• Exercise details: Write out the listing verbatim. No pictures belong in it.

• Data:
[Start of Attachment]

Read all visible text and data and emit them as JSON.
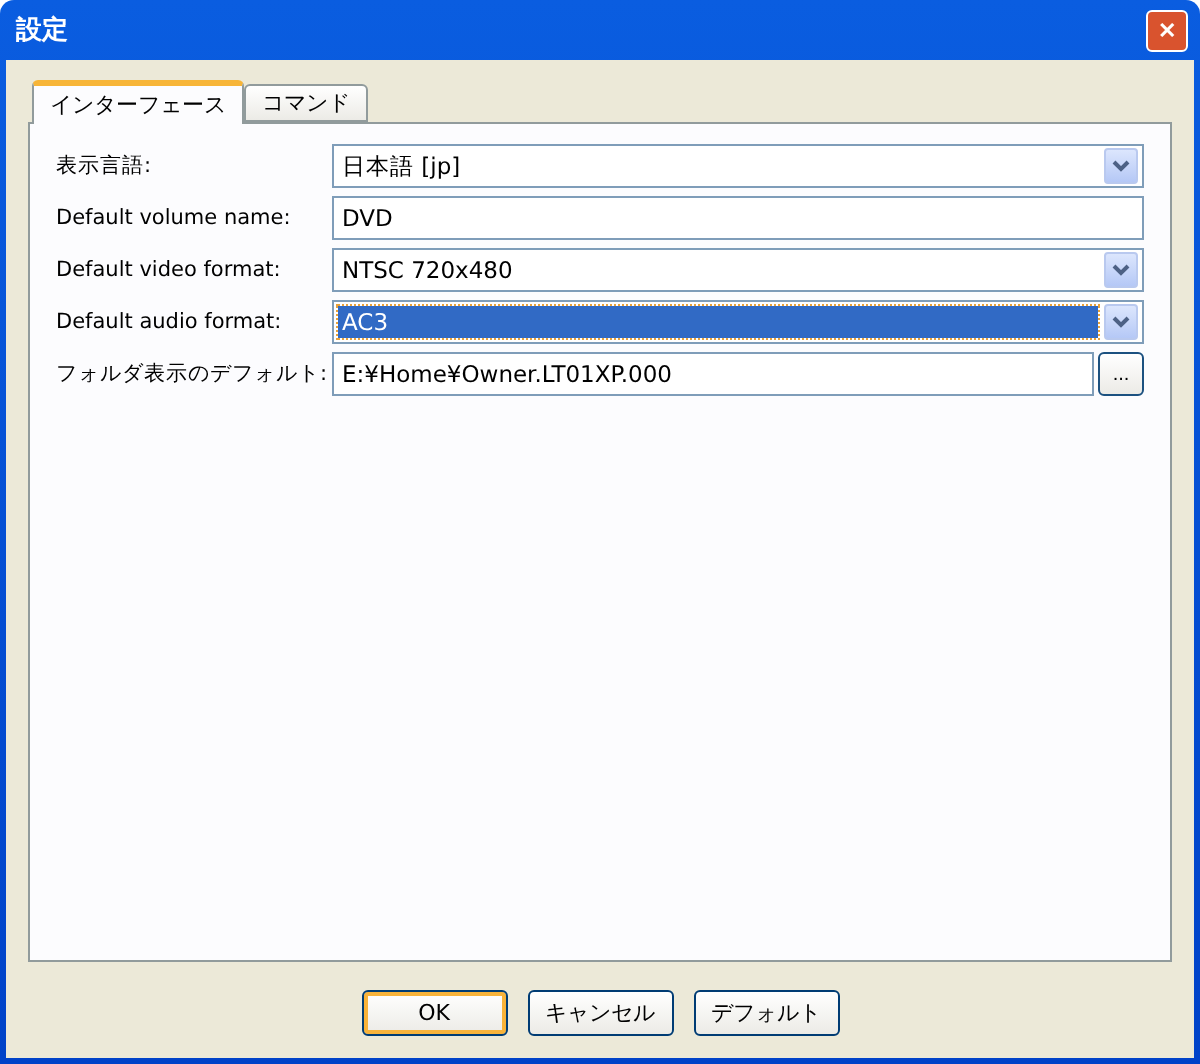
{
  "window": {
    "title": "設定",
    "close": "✕"
  },
  "tabs": [
    {
      "label": "インターフェース",
      "selected": true
    },
    {
      "label": "コマンド",
      "selected": false
    }
  ],
  "fields": [
    {
      "label": "表示言語:",
      "kind": "select",
      "value": "日本語 [jp]",
      "focused": false
    },
    {
      "label": "Default volume name:",
      "kind": "text",
      "value": "DVD",
      "focused": false
    },
    {
      "label": "Default video format:",
      "kind": "select",
      "value": "NTSC 720x480",
      "focused": false
    },
    {
      "label": "Default audio format:",
      "kind": "select",
      "value": "AC3",
      "focused": true
    },
    {
      "label": "フォルダ表示のデフォルト:",
      "kind": "browse",
      "value": "E:¥Home¥Owner.LT01XP.000",
      "button": "..."
    }
  ],
  "buttons": [
    {
      "label": "OK",
      "default": true
    },
    {
      "label": "キャンセル",
      "default": false
    },
    {
      "label": "デフォルト",
      "default": false
    }
  ]
}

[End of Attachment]

• Result of the exercise:
Read all visible text and data and emit them as JSON.
{
  "window": {
    "title": "設定",
    "close": "✕"
  },
  "tabs": [
    {
      "label": "インターフェース",
      "selected": true
    },
    {
      "label": "コマンド",
      "selected": false
    }
  ],
  "fields": [
    {
      "label": "表示言語:",
      "kind": "select",
      "value": "日本語 [jp]",
      "focused": false
    },
    {
      "label": "Default volume name:",
      "kind": "text",
      "value": "DVD",
      "focused": false
    },
    {
      "label": "Default video format:",
      "kind": "select",
      "value": "NTSC 720x480",
      "focused": false
    },
    {
      "label": "Default audio format:",
      "kind": "select",
      "value": "AC3",
      "focused": true
    },
    {
      "label": "フォルダ表示のデフォルト:",
      "kind": "browse",
      "value": "E:¥Home¥Owner.LT01XP.000",
      "button": "..."
    }
  ],
  "buttons": [
    {
      "label": "OK",
      "default": true
    },
    {
      "label": "キャンセル",
      "default": false
    },
    {
      "label": "デフォルト",
      "default": false
    }
  ]
}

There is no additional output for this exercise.